Entries supplied |
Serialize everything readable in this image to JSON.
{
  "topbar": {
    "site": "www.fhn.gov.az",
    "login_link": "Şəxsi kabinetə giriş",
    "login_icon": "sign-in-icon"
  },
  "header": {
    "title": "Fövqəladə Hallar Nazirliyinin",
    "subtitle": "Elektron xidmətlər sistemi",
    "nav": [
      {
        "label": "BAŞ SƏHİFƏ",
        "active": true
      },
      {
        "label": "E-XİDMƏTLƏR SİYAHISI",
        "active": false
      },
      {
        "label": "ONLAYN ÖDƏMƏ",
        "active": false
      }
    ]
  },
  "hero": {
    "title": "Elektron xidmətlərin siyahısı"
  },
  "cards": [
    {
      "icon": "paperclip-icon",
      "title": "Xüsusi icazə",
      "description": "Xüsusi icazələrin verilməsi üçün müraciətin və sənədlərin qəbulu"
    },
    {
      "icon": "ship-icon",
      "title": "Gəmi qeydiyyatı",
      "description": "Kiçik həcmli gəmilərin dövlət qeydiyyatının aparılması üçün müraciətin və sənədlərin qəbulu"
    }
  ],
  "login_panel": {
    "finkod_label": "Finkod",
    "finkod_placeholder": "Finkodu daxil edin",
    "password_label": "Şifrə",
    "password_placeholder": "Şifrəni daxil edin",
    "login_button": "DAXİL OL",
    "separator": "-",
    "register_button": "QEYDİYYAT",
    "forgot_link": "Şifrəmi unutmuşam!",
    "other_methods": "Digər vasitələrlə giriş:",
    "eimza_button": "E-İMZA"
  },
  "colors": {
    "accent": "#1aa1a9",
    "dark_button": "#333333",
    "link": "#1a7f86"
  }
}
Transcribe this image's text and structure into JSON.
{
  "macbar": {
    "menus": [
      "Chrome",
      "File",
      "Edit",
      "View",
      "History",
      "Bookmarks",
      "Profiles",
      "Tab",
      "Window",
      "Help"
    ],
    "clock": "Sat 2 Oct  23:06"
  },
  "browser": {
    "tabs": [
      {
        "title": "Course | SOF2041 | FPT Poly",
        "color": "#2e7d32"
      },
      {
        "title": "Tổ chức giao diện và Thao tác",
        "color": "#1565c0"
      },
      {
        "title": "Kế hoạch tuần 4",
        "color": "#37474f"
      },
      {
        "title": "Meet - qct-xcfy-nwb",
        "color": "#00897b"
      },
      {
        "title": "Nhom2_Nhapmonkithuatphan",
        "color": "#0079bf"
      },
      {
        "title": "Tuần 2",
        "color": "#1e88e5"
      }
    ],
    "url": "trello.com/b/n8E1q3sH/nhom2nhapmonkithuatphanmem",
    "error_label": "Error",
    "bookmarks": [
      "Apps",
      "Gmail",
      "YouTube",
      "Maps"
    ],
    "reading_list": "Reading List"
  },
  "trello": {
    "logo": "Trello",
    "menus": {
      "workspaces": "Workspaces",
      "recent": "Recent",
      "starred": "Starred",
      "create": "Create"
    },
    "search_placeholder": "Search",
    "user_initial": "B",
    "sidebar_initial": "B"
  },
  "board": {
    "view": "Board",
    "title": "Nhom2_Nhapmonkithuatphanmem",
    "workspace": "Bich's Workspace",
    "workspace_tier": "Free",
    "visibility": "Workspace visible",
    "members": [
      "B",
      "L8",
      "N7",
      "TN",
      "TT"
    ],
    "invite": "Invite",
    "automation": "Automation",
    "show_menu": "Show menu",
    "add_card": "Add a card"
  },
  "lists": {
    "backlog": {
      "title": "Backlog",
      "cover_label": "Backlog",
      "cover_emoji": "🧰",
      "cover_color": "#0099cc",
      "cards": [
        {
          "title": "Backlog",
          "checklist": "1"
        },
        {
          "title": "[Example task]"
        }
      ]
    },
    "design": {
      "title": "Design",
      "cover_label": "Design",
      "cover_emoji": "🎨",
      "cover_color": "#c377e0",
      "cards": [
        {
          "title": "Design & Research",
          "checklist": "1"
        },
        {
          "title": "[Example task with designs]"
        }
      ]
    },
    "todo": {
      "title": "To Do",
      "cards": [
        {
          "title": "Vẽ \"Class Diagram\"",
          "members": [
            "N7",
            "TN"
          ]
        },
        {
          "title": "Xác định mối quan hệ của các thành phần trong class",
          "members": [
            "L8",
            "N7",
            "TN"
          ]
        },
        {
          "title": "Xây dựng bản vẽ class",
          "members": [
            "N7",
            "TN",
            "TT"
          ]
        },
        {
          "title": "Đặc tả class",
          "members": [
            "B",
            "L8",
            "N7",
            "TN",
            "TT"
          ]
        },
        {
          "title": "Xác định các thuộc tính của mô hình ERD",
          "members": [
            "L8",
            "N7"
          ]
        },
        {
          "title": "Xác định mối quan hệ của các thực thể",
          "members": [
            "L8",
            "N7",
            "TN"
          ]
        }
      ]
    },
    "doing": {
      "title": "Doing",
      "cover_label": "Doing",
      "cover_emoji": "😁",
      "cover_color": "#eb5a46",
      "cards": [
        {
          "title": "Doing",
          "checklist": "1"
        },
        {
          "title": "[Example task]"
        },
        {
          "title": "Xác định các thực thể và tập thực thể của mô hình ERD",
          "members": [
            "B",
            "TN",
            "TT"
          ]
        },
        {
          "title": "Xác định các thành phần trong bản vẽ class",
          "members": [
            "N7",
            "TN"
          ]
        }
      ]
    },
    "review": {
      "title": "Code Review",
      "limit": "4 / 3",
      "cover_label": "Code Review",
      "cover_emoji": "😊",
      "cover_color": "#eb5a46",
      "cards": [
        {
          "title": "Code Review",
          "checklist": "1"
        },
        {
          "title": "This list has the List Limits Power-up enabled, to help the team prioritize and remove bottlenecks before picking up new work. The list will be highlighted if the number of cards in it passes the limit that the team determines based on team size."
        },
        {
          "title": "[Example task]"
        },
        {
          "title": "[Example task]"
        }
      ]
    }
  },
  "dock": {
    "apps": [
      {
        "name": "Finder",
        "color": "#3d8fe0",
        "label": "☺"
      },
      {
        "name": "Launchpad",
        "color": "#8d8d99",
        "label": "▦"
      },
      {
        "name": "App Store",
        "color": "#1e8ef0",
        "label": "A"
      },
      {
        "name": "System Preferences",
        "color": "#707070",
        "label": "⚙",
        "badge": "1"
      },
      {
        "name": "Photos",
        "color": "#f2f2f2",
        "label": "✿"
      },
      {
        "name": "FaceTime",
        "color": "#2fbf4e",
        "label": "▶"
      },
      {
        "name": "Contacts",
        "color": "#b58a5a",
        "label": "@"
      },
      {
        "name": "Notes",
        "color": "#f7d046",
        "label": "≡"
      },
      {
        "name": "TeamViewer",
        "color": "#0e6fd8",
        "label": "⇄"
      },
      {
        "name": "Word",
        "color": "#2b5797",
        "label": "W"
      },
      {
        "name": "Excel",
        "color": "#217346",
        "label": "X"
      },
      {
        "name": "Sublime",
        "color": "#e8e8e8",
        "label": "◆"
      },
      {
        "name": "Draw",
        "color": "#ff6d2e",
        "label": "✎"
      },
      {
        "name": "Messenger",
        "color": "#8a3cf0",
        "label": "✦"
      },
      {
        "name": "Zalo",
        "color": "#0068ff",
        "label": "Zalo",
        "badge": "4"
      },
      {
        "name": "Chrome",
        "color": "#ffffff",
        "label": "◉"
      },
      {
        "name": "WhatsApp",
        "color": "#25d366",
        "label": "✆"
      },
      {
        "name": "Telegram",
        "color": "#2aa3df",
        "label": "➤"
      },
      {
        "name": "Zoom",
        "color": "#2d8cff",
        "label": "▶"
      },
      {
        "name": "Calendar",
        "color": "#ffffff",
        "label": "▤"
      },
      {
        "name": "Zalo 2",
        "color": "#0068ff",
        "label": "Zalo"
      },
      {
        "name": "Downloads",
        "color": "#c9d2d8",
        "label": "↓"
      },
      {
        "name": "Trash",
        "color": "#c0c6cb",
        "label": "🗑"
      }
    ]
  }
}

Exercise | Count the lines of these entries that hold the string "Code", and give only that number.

Response | 3